A person in Texas posts on the internet angry denunciations of a man in California, posts his address and the names of his wife and children, and encourages physical attacks on their persons and property. Can the man sue the person from Texas in California?
The answer is yes, but the lawsuit has to be done correctly. In this particular case, the California man tried to handle the lawsuit himself, made too many mistakes, and will have to pursue any further legal action in Texas, which he is doing.
The general rule is that: "A nonresident defendant may be subject to the court's specific jurisdiction if three requirements are met: (1) the defendant has purposefully availed itself of forum benefits with respect to the matter in controversy; (2) the controversy is related to or arises out of the defendant's contacts with the forum; and (3) the exercise of jurisdiction would be reasonable and comports with fair play and substantial justice."
Just posting something up on a social media site or other publicly available website is not enough.

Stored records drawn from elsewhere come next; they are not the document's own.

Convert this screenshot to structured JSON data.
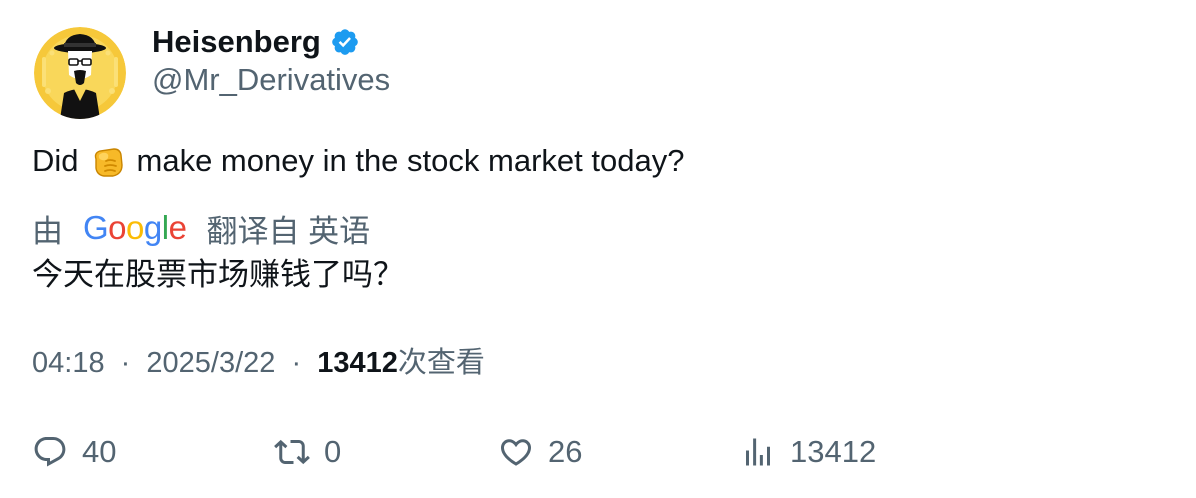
{
  "author": {
    "display_name": "Heisenberg",
    "handle": "@Mr_Derivatives",
    "verified": true
  },
  "tweet": {
    "text_before_emoji": "Did",
    "emoji": "pointing-fist-emoji",
    "text_after_emoji": "make money in the stock market today?"
  },
  "translation": {
    "by_label": "由",
    "provider": "Google",
    "from_label": "翻译自 英语",
    "text": "今天在股票市场赚钱了吗？"
  },
  "meta": {
    "time": "04:18",
    "separator": "·",
    "date": "2025/3/22",
    "views_count": "13412",
    "views_label": "次查看"
  },
  "actions": {
    "replies": "40",
    "retweets": "0",
    "likes": "26",
    "views": "13412"
  },
  "colors": {
    "verified_badge": "#1d9bf0",
    "secondary_text": "#536471",
    "primary_text": "#0f1419",
    "avatar_bg": "#f6c83a"
  }
}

That's not availing of the target state's benefits or arising from contact by the bad guy with the target state. Instead, the victim must show that the bad guy expressly aimed and targeted the message to California.
Jurisdiction was allowed in a case against a Florida newspaper with a circulation over 600,000 in California, where it published a defamatory article about a person in California, based on interviews in California, and which damaged her professional reputation and income in California.
Jurisdiction was not allowed in cases where a false advertisement was posted on the internet generally, not specifically targeting California residents, and where an article was posted on the internet generally which falsely damaged the reputation and income of a California company.
Posting a family's names and home address, and advocating physical harm to them should be sufficiently specific aiming and targeting at California to allow a California court to step in. However, the procedures imposed by law for how evidence is presented are for the protection of all of us, by establishing "due process." For example, written testimony is required to state that it is made "under penalty of perjury," so that the witness will be in jeopardy of prosecution if she or he lies. This plaintiff representing himself failed to do so. As a result, there was no admissible evidence of hate-speech aimed and targeted at California.
If you or your company has been falsely accused on the internet, the courts may have a remedy available, but if the speaker is out-of-state, there will be some extra technical hurdles to the case, and you'll need a knowledgeable attorney.